══ Data listing ══

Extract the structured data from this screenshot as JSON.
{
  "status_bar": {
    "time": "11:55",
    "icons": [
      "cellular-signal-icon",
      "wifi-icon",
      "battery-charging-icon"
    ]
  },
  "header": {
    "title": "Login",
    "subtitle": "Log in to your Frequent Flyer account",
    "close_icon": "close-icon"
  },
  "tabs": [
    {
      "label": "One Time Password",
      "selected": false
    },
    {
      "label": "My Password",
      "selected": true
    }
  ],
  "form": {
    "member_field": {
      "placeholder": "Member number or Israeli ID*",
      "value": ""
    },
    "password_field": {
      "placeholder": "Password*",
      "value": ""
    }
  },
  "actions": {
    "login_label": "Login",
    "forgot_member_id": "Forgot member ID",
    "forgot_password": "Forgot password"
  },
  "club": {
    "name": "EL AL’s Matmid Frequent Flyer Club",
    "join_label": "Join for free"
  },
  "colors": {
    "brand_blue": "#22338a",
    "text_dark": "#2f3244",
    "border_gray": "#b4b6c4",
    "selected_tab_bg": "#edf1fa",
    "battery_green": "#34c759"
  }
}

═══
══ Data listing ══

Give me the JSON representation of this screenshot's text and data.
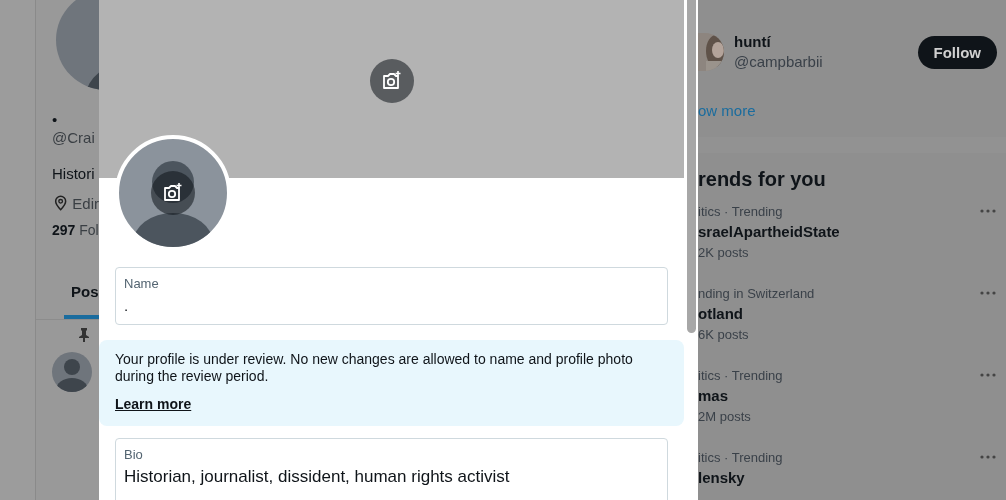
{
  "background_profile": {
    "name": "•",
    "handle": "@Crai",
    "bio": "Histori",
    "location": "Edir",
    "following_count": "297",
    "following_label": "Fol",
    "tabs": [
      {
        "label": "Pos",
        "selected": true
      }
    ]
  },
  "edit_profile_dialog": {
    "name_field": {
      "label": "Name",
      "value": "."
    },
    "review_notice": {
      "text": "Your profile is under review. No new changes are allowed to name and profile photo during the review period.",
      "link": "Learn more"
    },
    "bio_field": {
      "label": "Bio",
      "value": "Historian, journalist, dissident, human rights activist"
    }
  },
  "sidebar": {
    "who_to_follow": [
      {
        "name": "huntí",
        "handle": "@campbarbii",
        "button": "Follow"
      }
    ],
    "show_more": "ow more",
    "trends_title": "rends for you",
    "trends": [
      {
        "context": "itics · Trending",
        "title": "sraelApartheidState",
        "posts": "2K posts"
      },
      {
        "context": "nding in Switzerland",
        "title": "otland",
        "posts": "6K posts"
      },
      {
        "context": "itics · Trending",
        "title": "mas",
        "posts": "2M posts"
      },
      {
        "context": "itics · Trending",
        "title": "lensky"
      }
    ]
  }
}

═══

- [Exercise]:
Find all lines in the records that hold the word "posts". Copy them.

- [Reply]:
        "posts": "2K posts"
        "posts": "6K posts"
        "posts": "2M posts"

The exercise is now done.